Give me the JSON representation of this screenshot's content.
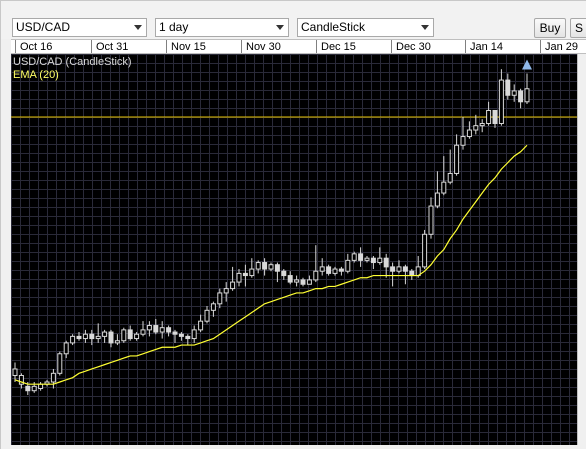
{
  "toolbar": {
    "symbol": "USD/CAD",
    "interval": "1 day",
    "chart_type": "CandleStick",
    "buy_label": "Buy",
    "sell_label": "S"
  },
  "date_axis": [
    "Oct 16",
    "Oct 31",
    "Nov 15",
    "Nov 30",
    "Dec 15",
    "Dec 30",
    "Jan 14",
    "Jan 29"
  ],
  "legend": {
    "main": "USD/CAD (CandleStick)",
    "ema": "EMA (20)"
  },
  "colors": {
    "background": "#000000",
    "grid": "#2a2a38",
    "candle": "#d9d9d9",
    "ema": "#ffff33",
    "price_line": "#e6c200",
    "arrow": "#8fb8e8"
  },
  "chart_data": {
    "type": "candlestick",
    "ylim": [
      0.965,
      1.145
    ],
    "price_line": 1.116,
    "candles": [
      [
        0.997,
        1.0,
        0.994,
        1.003
      ],
      [
        0.993,
        0.997,
        0.991,
        0.998
      ],
      [
        0.992,
        0.99,
        0.988,
        0.994
      ],
      [
        0.99,
        0.992,
        0.989,
        0.994
      ],
      [
        0.991,
        0.993,
        0.99,
        0.994
      ],
      [
        0.993,
        0.994,
        0.992,
        0.995
      ],
      [
        0.994,
        0.998,
        0.991,
        1.0
      ],
      [
        0.998,
        1.007,
        0.997,
        1.008
      ],
      [
        1.007,
        1.012,
        1.005,
        1.013
      ],
      [
        1.012,
        1.015,
        1.011,
        1.016
      ],
      [
        1.015,
        1.014,
        1.013,
        1.017
      ],
      [
        1.014,
        1.016,
        1.012,
        1.018
      ],
      [
        1.016,
        1.014,
        1.011,
        1.018
      ],
      [
        1.014,
        1.015,
        1.012,
        1.021
      ],
      [
        1.015,
        1.017,
        1.012,
        1.018
      ],
      [
        1.017,
        1.012,
        1.01,
        1.018
      ],
      [
        1.012,
        1.013,
        1.011,
        1.016
      ],
      [
        1.013,
        1.018,
        1.012,
        1.019
      ],
      [
        1.018,
        1.014,
        1.013,
        1.02
      ],
      [
        1.014,
        1.016,
        1.013,
        1.017
      ],
      [
        1.016,
        1.018,
        1.015,
        1.022
      ],
      [
        1.018,
        1.02,
        1.015,
        1.022
      ],
      [
        1.02,
        1.017,
        1.016,
        1.023
      ],
      [
        1.017,
        1.019,
        1.014,
        1.022
      ],
      [
        1.019,
        1.017,
        1.015,
        1.02
      ],
      [
        1.017,
        1.016,
        1.012,
        1.018
      ],
      [
        1.016,
        1.015,
        1.013,
        1.017
      ],
      [
        1.015,
        1.014,
        1.011,
        1.016
      ],
      [
        1.014,
        1.018,
        1.012,
        1.02
      ],
      [
        1.018,
        1.022,
        1.017,
        1.025
      ],
      [
        1.022,
        1.027,
        1.021,
        1.029
      ],
      [
        1.027,
        1.03,
        1.024,
        1.031
      ],
      [
        1.03,
        1.035,
        1.028,
        1.037
      ],
      [
        1.035,
        1.037,
        1.031,
        1.04
      ],
      [
        1.037,
        1.04,
        1.036,
        1.047
      ],
      [
        1.04,
        1.044,
        1.038,
        1.046
      ],
      [
        1.044,
        1.043,
        1.038,
        1.048
      ],
      [
        1.043,
        1.046,
        1.042,
        1.051
      ],
      [
        1.046,
        1.049,
        1.044,
        1.05
      ],
      [
        1.049,
        1.046,
        1.043,
        1.051
      ],
      [
        1.046,
        1.048,
        1.045,
        1.049
      ],
      [
        1.048,
        1.045,
        1.04,
        1.049
      ],
      [
        1.045,
        1.043,
        1.041,
        1.046
      ],
      [
        1.043,
        1.04,
        1.039,
        1.045
      ],
      [
        1.04,
        1.041,
        1.038,
        1.043
      ],
      [
        1.041,
        1.039,
        1.038,
        1.042
      ],
      [
        1.039,
        1.041,
        1.039,
        1.043
      ],
      [
        1.041,
        1.045,
        1.04,
        1.057
      ],
      [
        1.045,
        1.047,
        1.043,
        1.051
      ],
      [
        1.047,
        1.044,
        1.043,
        1.048
      ],
      [
        1.044,
        1.046,
        1.043,
        1.047
      ],
      [
        1.046,
        1.045,
        1.043,
        1.047
      ],
      [
        1.045,
        1.05,
        1.044,
        1.053
      ],
      [
        1.05,
        1.053,
        1.049,
        1.054
      ],
      [
        1.053,
        1.05,
        1.047,
        1.056
      ],
      [
        1.05,
        1.051,
        1.049,
        1.052
      ],
      [
        1.051,
        1.049,
        1.046,
        1.052
      ],
      [
        1.049,
        1.051,
        1.048,
        1.056
      ],
      [
        1.051,
        1.047,
        1.042,
        1.053
      ],
      [
        1.047,
        1.045,
        1.038,
        1.049
      ],
      [
        1.045,
        1.047,
        1.044,
        1.05
      ],
      [
        1.047,
        1.045,
        1.039,
        1.048
      ],
      [
        1.045,
        1.043,
        1.041,
        1.046
      ],
      [
        1.043,
        1.047,
        1.042,
        1.052
      ],
      [
        1.047,
        1.062,
        1.046,
        1.064
      ],
      [
        1.062,
        1.075,
        1.06,
        1.079
      ],
      [
        1.075,
        1.081,
        1.074,
        1.091
      ],
      [
        1.081,
        1.086,
        1.08,
        1.098
      ],
      [
        1.086,
        1.09,
        1.085,
        1.101
      ],
      [
        1.09,
        1.103,
        1.089,
        1.108
      ],
      [
        1.103,
        1.107,
        1.101,
        1.116
      ],
      [
        1.107,
        1.11,
        1.106,
        1.114
      ],
      [
        1.11,
        1.112,
        1.108,
        1.117
      ],
      [
        1.112,
        1.113,
        1.109,
        1.115
      ],
      [
        1.113,
        1.119,
        1.112,
        1.123
      ],
      [
        1.119,
        1.113,
        1.111,
        1.119
      ],
      [
        1.113,
        1.133,
        1.112,
        1.138
      ],
      [
        1.133,
        1.126,
        1.124,
        1.136
      ],
      [
        1.126,
        1.128,
        1.123,
        1.131
      ],
      [
        1.128,
        1.123,
        1.12,
        1.129
      ],
      [
        1.123,
        1.129,
        1.122,
        1.136
      ]
    ],
    "ema": [
      0.995,
      0.994,
      0.993,
      0.993,
      0.993,
      0.993,
      0.993,
      0.994,
      0.995,
      0.996,
      0.998,
      0.999,
      1.0,
      1.001,
      1.002,
      1.003,
      1.004,
      1.005,
      1.006,
      1.006,
      1.007,
      1.008,
      1.009,
      1.01,
      1.01,
      1.01,
      1.011,
      1.011,
      1.011,
      1.012,
      1.013,
      1.014,
      1.016,
      1.018,
      1.02,
      1.022,
      1.024,
      1.026,
      1.028,
      1.03,
      1.031,
      1.032,
      1.033,
      1.034,
      1.035,
      1.035,
      1.036,
      1.037,
      1.037,
      1.038,
      1.038,
      1.039,
      1.04,
      1.041,
      1.042,
      1.042,
      1.043,
      1.043,
      1.043,
      1.043,
      1.043,
      1.043,
      1.043,
      1.043,
      1.045,
      1.048,
      1.052,
      1.055,
      1.06,
      1.064,
      1.069,
      1.073,
      1.077,
      1.081,
      1.085,
      1.088,
      1.092,
      1.095,
      1.098,
      1.1,
      1.103
    ],
    "date_ticks": [
      {
        "label": "Oct 16",
        "index": 0
      },
      {
        "label": "Oct 31",
        "index": 11
      },
      {
        "label": "Nov 15",
        "index": 22
      },
      {
        "label": "Nov 30",
        "index": 33
      },
      {
        "label": "Dec 15",
        "index": 44
      },
      {
        "label": "Dec 30",
        "index": 55
      },
      {
        "label": "Jan 14",
        "index": 66
      },
      {
        "label": "Jan 29",
        "index": 77
      }
    ]
  }
}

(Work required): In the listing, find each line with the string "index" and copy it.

(Response box):
        "index": 0
        "index": 11
        "index": 22
        "index": 33
        "index": 44
        "index": 55
        "index": 66
        "index": 77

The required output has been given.